**TASK TO CARRY OUT:**
The word "Rechnung" may appear in some lines of the data; copy every such line.

********************

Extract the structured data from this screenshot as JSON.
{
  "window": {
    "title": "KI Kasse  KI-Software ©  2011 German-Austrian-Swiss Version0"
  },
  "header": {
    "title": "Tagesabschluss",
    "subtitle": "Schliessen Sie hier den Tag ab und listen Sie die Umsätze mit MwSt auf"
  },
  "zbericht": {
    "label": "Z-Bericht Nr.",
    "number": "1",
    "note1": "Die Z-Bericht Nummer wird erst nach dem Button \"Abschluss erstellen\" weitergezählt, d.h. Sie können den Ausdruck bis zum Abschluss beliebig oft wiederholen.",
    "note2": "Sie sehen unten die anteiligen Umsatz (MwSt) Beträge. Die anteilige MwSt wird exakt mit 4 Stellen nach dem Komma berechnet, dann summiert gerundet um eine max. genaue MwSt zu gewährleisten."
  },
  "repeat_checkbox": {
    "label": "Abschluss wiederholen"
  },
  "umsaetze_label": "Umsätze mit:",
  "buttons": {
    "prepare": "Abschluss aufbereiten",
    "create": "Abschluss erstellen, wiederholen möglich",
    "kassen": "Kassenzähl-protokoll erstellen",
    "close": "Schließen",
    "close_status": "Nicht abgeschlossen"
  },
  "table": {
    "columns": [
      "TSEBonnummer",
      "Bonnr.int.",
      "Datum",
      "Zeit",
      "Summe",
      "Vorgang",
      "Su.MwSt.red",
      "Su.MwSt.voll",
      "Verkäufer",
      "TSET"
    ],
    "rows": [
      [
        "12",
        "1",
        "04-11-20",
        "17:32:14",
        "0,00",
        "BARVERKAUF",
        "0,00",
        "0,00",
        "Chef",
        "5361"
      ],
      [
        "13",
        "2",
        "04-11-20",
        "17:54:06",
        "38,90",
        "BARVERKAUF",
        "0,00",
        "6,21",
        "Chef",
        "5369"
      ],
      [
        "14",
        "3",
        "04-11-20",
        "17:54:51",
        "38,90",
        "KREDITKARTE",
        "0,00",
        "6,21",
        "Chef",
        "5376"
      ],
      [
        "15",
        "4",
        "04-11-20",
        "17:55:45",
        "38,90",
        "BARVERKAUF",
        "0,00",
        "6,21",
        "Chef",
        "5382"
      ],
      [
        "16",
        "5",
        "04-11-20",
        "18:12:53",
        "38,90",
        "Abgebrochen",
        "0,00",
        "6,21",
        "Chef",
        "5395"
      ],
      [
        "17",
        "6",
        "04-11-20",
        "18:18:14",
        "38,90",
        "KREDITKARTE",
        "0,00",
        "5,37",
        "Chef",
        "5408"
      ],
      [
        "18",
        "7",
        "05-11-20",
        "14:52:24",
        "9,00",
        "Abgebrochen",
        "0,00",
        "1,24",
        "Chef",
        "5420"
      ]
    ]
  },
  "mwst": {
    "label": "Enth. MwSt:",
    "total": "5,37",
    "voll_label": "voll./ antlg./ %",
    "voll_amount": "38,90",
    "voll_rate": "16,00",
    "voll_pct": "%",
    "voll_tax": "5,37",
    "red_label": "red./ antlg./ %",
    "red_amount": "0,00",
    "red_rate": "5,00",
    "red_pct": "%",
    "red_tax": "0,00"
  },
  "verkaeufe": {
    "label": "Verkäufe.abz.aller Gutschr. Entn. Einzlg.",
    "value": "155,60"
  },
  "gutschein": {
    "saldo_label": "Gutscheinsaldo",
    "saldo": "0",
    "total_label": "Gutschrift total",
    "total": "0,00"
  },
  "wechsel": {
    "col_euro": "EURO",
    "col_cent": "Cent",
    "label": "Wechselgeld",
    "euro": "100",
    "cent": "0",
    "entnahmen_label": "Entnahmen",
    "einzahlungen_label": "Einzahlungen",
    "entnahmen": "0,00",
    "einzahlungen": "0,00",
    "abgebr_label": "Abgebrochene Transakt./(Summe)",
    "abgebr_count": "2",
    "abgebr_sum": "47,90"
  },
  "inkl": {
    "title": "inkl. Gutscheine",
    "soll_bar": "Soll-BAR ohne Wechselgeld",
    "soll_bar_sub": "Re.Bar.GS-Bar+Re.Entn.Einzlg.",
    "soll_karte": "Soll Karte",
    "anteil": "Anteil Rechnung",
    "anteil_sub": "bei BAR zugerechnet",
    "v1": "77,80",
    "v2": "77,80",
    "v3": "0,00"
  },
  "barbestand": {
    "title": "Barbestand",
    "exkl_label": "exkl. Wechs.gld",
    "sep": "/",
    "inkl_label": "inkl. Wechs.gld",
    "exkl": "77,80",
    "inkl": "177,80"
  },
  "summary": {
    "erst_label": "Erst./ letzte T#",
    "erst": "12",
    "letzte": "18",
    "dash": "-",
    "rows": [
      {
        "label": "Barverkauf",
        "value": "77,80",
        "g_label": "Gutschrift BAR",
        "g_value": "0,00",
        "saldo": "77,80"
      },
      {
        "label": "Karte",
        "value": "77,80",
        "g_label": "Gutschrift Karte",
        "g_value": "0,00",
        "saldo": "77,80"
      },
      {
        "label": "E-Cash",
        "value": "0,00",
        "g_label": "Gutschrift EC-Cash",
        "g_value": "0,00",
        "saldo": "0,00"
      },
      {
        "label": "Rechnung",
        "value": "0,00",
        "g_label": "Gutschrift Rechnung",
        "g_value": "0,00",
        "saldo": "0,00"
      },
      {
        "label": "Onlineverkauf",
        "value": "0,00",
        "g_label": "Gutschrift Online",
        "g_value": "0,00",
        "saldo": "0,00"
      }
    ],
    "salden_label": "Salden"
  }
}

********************

**ANSWER TO THE EXERCISE:**
    "anteil": "Anteil Rechnung",
        "label": "Rechnung",
        "g_label": "Gutschrift Rechnung",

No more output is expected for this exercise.